The purpose underlying the attorney-client privilege is to promote the unrestrained communication and contact between an attorney and client, without fear that the confidential communication will be disclosed by the attorney, voluntarily or involuntarily, in any legal proceeding. See Duval County Ranch Co. v. Alamo Lumber Co., 663 S.W.2d 627, 634 (Tex.App.—Amarillo 1983, writ ref’d n.r.e.).

In the present case, relators generally seek to protect King from being deposed altogether because his testimony would only relate to matters protected by the attorney-client privilege. Jim Walter Homes, Inc. v. Foster, 593 S.W.2d 749, 752 (Tex.Civ.App.—Eastland 1979, no writ). Further, Tex.R.Evid. 5 lists various exceptions to the attorney-client privilege, the applicability of which may not be known until the attorney has, in fact, been deposed.

We hold that the trial court did not abuse its discretion in this regard. Unlike, West v. Solito, 563 S.W.2d at 244–45, the trial court in this case did not order King to answer all deposition questions and produce all documents, including those matters protected by the attorney-client privilege. The trial court merely ordered that King be deposed. Future objections based on the attorney-client privilege may still be entertained. Therefore, relators have not met their burden of showing that any of the communications were protected by the attorney-client privilege. Accordingly, we deny relators’ request for a writ of mandamus in this regard.

By their second point, relators contend the trial court abused its discretion by denying their requested alternative relief that King be deposed only in Franklin County, Ohio.

Tex.R.Civ.P. 201(5) provides in relevant part that the time and place designated shall be reasonable. This rule further states that the deposition shall be taken: (1) in the county of the witness residence; (2) in the county where the witness is employed or regularly transacts business; or (3) at such other convenient place as may be directed by the court in which the cause is pending. However, the person or persons designated by a party under Tex.R.Civ.P. 201(4) may be deposed in the county of suit.

The record reveals that King is neither a party in this lawsuit, nor been designated as Borden’s corporate representative. The record further reveals that King both resides and regularly transacts business in Franklin County, Ohio, as Borden’s corporate labor counsel. Finally, there was no evidence presented to the trial court to show that it was reasonable or otherwise convenient for King to travel to Hidalgo County, Texas for a deposition.

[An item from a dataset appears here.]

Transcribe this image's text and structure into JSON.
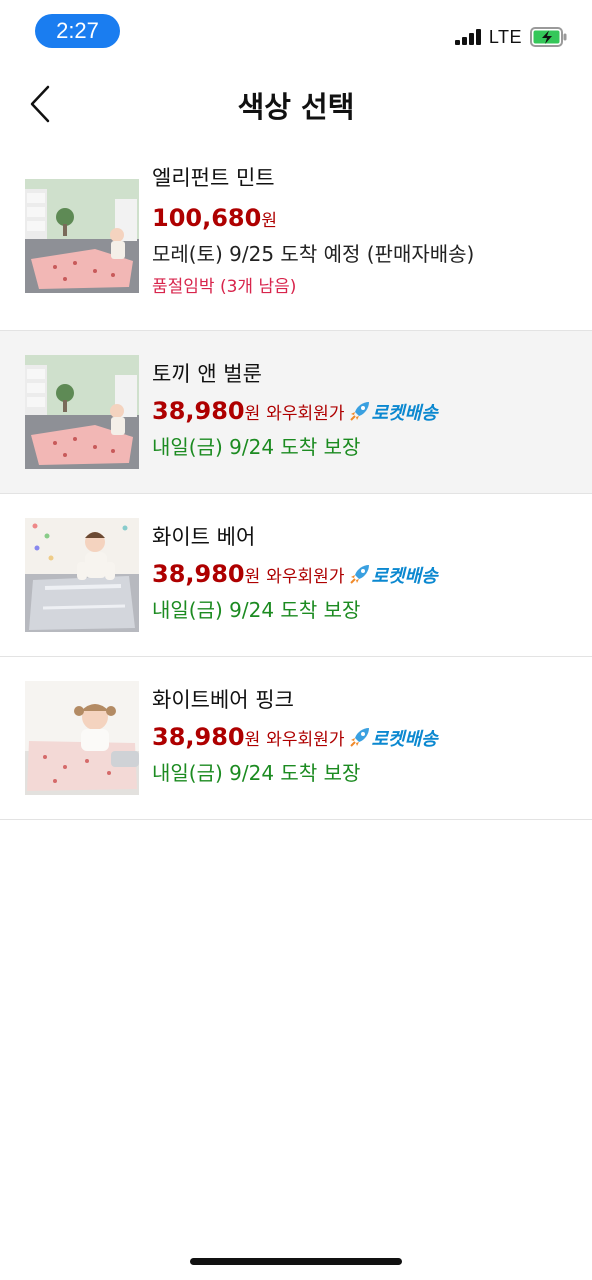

We hold that the trial court abused its discretion by ordering King to be deposed at a location contrary to Tex.R.Civ.P. 201(5). Compare Wal–Mart Stores, Inc. v. Street, 761 S.W.2d 587, 589–91 (Tex.App.—Fort Worth 1988, original proceeding). Although De La Rosa argues that the court ordered the parties to seek a compromise regarding the location of the deposition, the record merely reflects that De La Rosa offered by way of a compromise to take the deposition in either Houston or Dallas. No agreement by the parties concerning the location of the deposition has been made a part of the record, and the trial court’s order denying relators’ alternative relief placed the location of the deposition in Hidalgo County, Texas.

We conditionally grant the petition for writ of mandamus directing the trial court to modify his order to provide that the deposition be taken in Franklin County, Ohio. Tex.R.App.P. 121. We are confident that the trial court will abide by our decision and a writ of mandamus will issue only if the trial court fails to do so. All other requested relief is denied.



We were informed by the parties during oral argument that the matters at issue in the subpoena duces tecum have been resolved by agreement. Therefore, these matters are not at issue in this mandamus proceeding and will not be further addressed.

End of Document